York council employs hundreds of staff on short term contracts that could be cut at just a day’s notice, it has emerged.
Figures obtained under Freedom of Information (FoI) laws show that 1,170 worked for the council on short term contracts in the last year. Council bosses say the posts cover everything from maternity leave to short term projects, but others have voiced fears about a more casual workforce.
City of York Council owns Work With York – an employment agency that supplies short term staff. FoI data reveals that in 2017/18, city council employed 1,170 staff though the agency, with 492 people working for more than six months and 140 for more than a year.
The previous year, those figures stood 1,234 in total, with 504 people working for more than six months and 145 more than a year.
One agency worker even stayed with the authority for two years, the information reveals, and council a spokesman has confirmed that both the council and the worker would only need to give one day’s notice to end the contract.
Casualisation of the workforce
For Labour’s councillor Danny Myers, the figures have provoked fears about what it means for the individuals involved.
He said: “Almost 1,200 staff now employed on casual contracts represents a significant proportion of staff working within the council and poses questions about the casualisation of the council’s workforce.
“Whilst for some this type of employment may meet their needs, for others it won’t and will prevent them enjoying the level of security and benefits, like taking out a mortgage, that come with being a permanent employee.”
He called for more information about where in the council temporary staff are employed, and why more than 40 per cent are working for more than six months without the same conditions as their permanent colleagues.
However, the city council said temporary workers are paid the same rate as permanent staff doing the same job, and the single day’s notice is only used when workers are not suitable for the job. In practice, temporary staff will know the end date for the employment when it begins.
In addition, they said that although 140 people were employed for more than a year, those workers may have been in several different roles in the council during that time.
Requirement for temporary staff

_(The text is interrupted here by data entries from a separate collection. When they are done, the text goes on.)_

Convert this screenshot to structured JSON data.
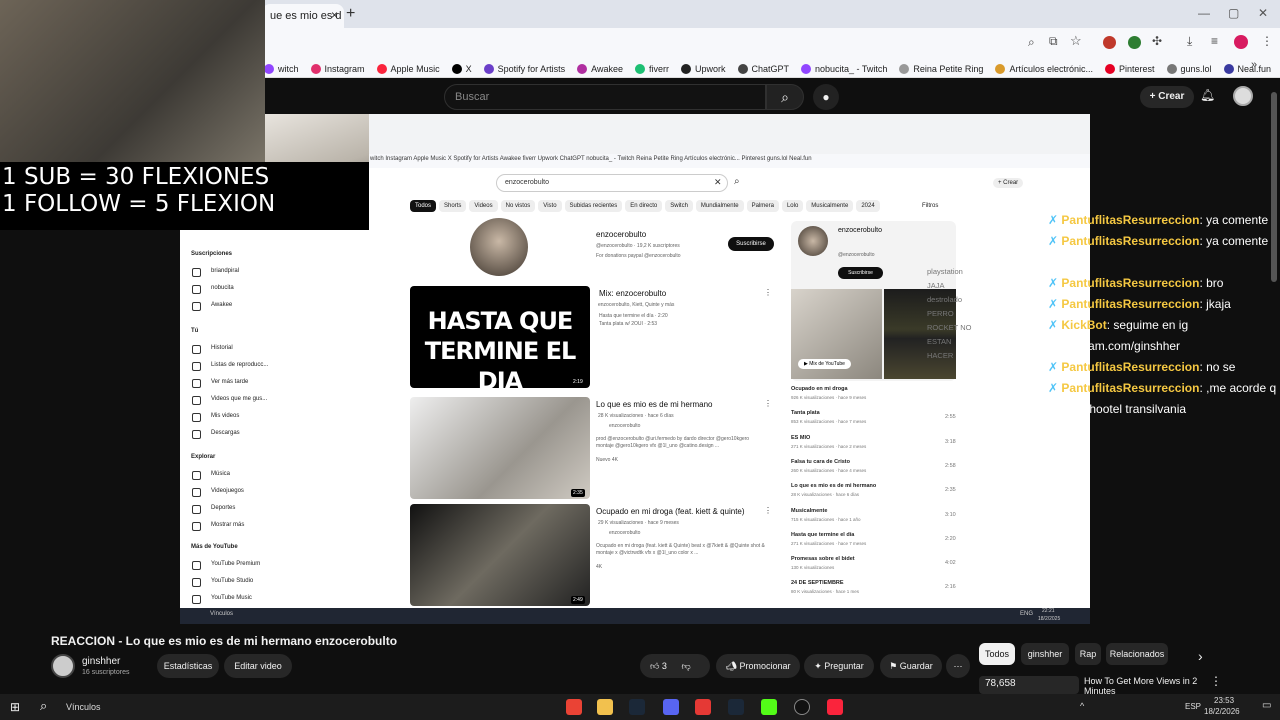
{
  "browser": {
    "tab_title": "ue es mio es d",
    "bookmarks": [
      {
        "label": "witch",
        "color": "#9146ff"
      },
      {
        "label": "Instagram",
        "color": "#e1306c"
      },
      {
        "label": "Apple Music",
        "color": "#fa243c"
      },
      {
        "label": "X",
        "color": "#000000"
      },
      {
        "label": "Spotify for Artists",
        "color": "#6b3fc9"
      },
      {
        "label": "Awakee",
        "color": "#b02ea0"
      },
      {
        "label": "fiverr",
        "color": "#1dbf73"
      },
      {
        "label": "Upwork",
        "color": "#222222"
      },
      {
        "label": "ChatGPT",
        "color": "#444444"
      },
      {
        "label": "nobucita_ - Twitch",
        "color": "#9146ff"
      },
      {
        "label": "Reina Petite Ring",
        "color": "#999999"
      },
      {
        "label": "Artículos electrónic...",
        "color": "#d99a2b"
      },
      {
        "label": "Pinterest",
        "color": "#e60023"
      },
      {
        "label": "guns.lol",
        "color": "#777777"
      },
      {
        "label": "Neal.fun",
        "color": "#3a3aa0"
      }
    ]
  },
  "youtube": {
    "search_placeholder": "Buscar",
    "create_label": "Crear"
  },
  "stream_overlay": {
    "line1": "1 SUB = 30 FLEXIONES",
    "line2": "1 FOLLOW = 5 FLEXION"
  },
  "inner": {
    "search_value": "enzocerobulto",
    "create_label": "Crear",
    "filters_label": "Filtros",
    "bookmarks_line": "witch   Instagram   Apple Music   X   Spotify for Artists   Awakee   fiverr   Upwork   ChatGPT   nobucita_ - Twitch   Reina Petite Ring   Artículos electrónic...   Pinterest   guns.lol   Neal.fun",
    "chips": [
      "Todos",
      "Shorts",
      "Videos",
      "No vistos",
      "Visto",
      "Subidas recientes",
      "En directo",
      "Switch",
      "Mundialmente",
      "Palmera",
      "Lolo",
      "Musicalmente",
      "2024"
    ],
    "sidebar": {
      "subs_title": "Suscripciones",
      "subs": [
        "briandpiral",
        "nobucita",
        "Awakee"
      ],
      "you_title": "Tú",
      "you_items": [
        "Historial",
        "Listas de reproducc...",
        "Ver más tarde",
        "Videos que me gus...",
        "Mis videos",
        "Descargas"
      ],
      "explore_title": "Explorar",
      "explore_items": [
        "Música",
        "Videojuegos",
        "Deportes",
        "Mostrar más"
      ],
      "more_title": "Más de YouTube",
      "more_items": [
        "YouTube Premium",
        "YouTube Studio",
        "YouTube Music"
      ]
    },
    "channel": {
      "name": "enzocerobulto",
      "handle_line": "@enzocerobulto · 19,2 K suscriptores",
      "desc": "For donations paypal @enzocerobulto",
      "subscribe": "Suscribirse"
    },
    "videos": [
      {
        "title": "Mix: enzocerobulto",
        "meta": "enzocerobulto, Kiett, Quinte y más",
        "meta2": "Hasta que termine el día · 2:20",
        "meta3": "Tanta plata w/ 2OUI · 2:53",
        "duration": "2:19",
        "thumb_text": "HASTA QUE TERMINE EL DIA"
      },
      {
        "title": "Lo que es mio es de mi hermano",
        "meta": "28 K visualizaciones · hace 6 días",
        "channel": "enzocerobulto",
        "desc": "prod @enzocerobulto @uri.fermedo by dardo director @gero10kgero montaje @gero10kgero vfx @1l_uno @catino.design ...",
        "badge": "Nuevo   4K",
        "duration": "2:35"
      },
      {
        "title": "Ocupado en mi droga (feat. kiett & quinte)",
        "meta": "29 K visualizaciones · hace 9 meses",
        "channel": "enzocerobulto",
        "desc": "Ocupado en mi droga (feat. kiett & Quinte) beat x @7kiett & @Quinte shot & montaje x @victrwdtk vfx x @1l_uno color x ...",
        "badge": "4K",
        "duration": "2:49"
      }
    ],
    "right_card": {
      "name": "enzocerobulto",
      "handle": "@enzocerobulto",
      "subscribe": "Suscribirse",
      "mix_label": "Mix de YouTube"
    },
    "right_list": [
      {
        "title": "Ocupado en mi droga",
        "meta": "926 K visualizaciones · hace 9 meses",
        "dur": ""
      },
      {
        "title": "Tanta plata",
        "meta": "853 K visualizaciones · hace 7 meses",
        "dur": "2:55"
      },
      {
        "title": "ES MIO",
        "meta": "271 K visualizaciones · hace 2 meses",
        "dur": "3:18"
      },
      {
        "title": "Falsa tu cara de Cristo",
        "meta": "260 K visualizaciones · hace 4 meses",
        "dur": "2:58"
      },
      {
        "title": "Lo que es mio es de mi hermano",
        "meta": "28 K visualizaciones · hace 6 días",
        "dur": "2:35"
      },
      {
        "title": "Musicalmente",
        "meta": "715 K visualizaciones · hace 1 año",
        "dur": "3:10"
      },
      {
        "title": "Hasta que termine el día",
        "meta": "271 K visualizaciones · hace 7 meses",
        "dur": "2:20"
      },
      {
        "title": "Promesas sobre el bidet",
        "meta": "130 K visualizaciones",
        "dur": "4:02"
      },
      {
        "title": "24 DE SEPTIEMBRE",
        "meta": "80 K visualizaciones · hace 1 mes",
        "dur": "2:16"
      }
    ],
    "taskbar_search": "Vínculos",
    "clock_time": "22:21",
    "clock_date": "18/2/2025",
    "lang": "ENG"
  },
  "chat": [
    {
      "user": "PantuflitasResurreccion",
      "msg": "ya comente"
    },
    {
      "user": "PantuflitasResurreccion",
      "msg": "ya comente"
    },
    {
      "user": "",
      "msg": "bro"
    },
    {
      "user": "PantuflitasResurreccion",
      "msg": "bro"
    },
    {
      "user": "PantuflitasResurreccion",
      "msg": "jkaja"
    },
    {
      "user": "KickBot",
      "msg": "seguime en ig"
    },
    {
      "user": "",
      "msg": "instagram.com/ginshher"
    },
    {
      "user": "PantuflitasResurreccion",
      "msg": "no se"
    },
    {
      "user": "PantuflitasResurreccion",
      "msg": ",me acorde q"
    },
    {
      "user": "",
      "msg": "existia hootel transilvania"
    }
  ],
  "ghost_chat": [
    "playstation",
    "JAJA",
    "destrolado",
    "PERRO",
    "ROCKET NO",
    "ESTAN",
    "HACER"
  ],
  "video": {
    "title": "REACCION - Lo que es mio es de mi hermano enzocerobulto",
    "channel": "ginshher",
    "subs": "16 suscriptores",
    "stats_btn": "Estadísticas",
    "edit_btn": "Editar video",
    "likes": "3",
    "promote": "Promocionar",
    "ask": "Preguntar",
    "save": "Guardar"
  },
  "tags": [
    "Todos",
    "ginshher",
    "Rap",
    "Relacionados"
  ],
  "up_next": {
    "views": "78,658",
    "title": "How To Get More Views in 2 Minutes"
  },
  "taskbar": {
    "search": "Vínculos",
    "lang": "ESP",
    "time": "23:53",
    "date": "18/2/2026"
  }
}
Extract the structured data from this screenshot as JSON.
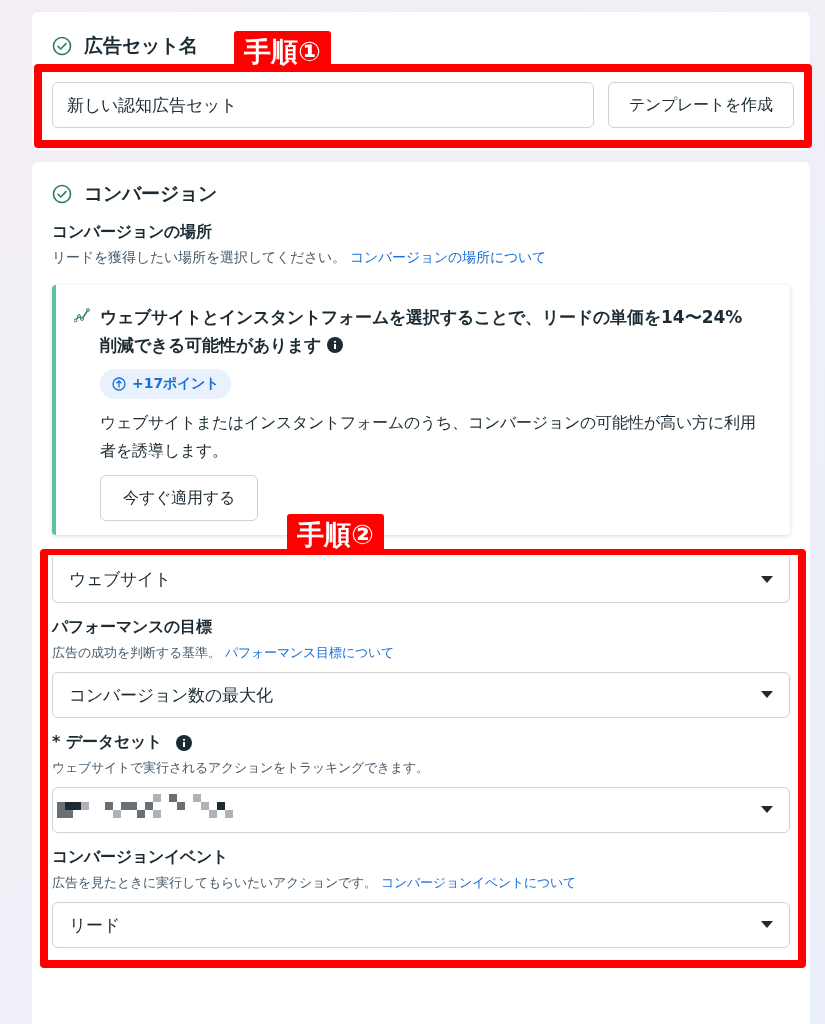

Jon Stonehouse, corporate director of children, education and communities, said Work With York jobs cover things like maternity and paternity leave and sickness absence when a service could be directly affected – like in waste services or specific short term projects.
He added: “We are not ‘casualising’ our workforce. Due to the nature of the many varied roles within the council there is and will always be a requirement for temporary staff across the authority.”
Trade union Unison said it has regular talks with the council about things including short term staff, monitoring numbers and challenging things when a temporary job has gone on longer than planned.
The union’s Andrea Dudding said the situation had improved. She said:
We don’t seem to have the issues we had three to four years ago.
It seems the council is managing the engagement and use of temporary workers better, but we have had some situations where we have sought a review in particular directorates, or where short term contracts have run longer than they were originally planned for.
However, she said inappropriately using short term contracts can hurt both the authority and the worker, particularly during restructures or reviews as the authority is investing in the worker, but the worker in turn has their life “on hold” with no idea whether they have a future at the council.
Ms Dudding said: “We are not objecting to the use of agency staff as long as it is appropriate. There are always going to be times when you need to use them, but we don’t want them to be used as a substitute for a permanent post.”
“If you are going to employ someone for more than a year we would ask whether that needs to be a proper role within the council.
“It people know their work is very short term and could change, they know what they are ‘buying into’. That’s what we look to for fairness’.”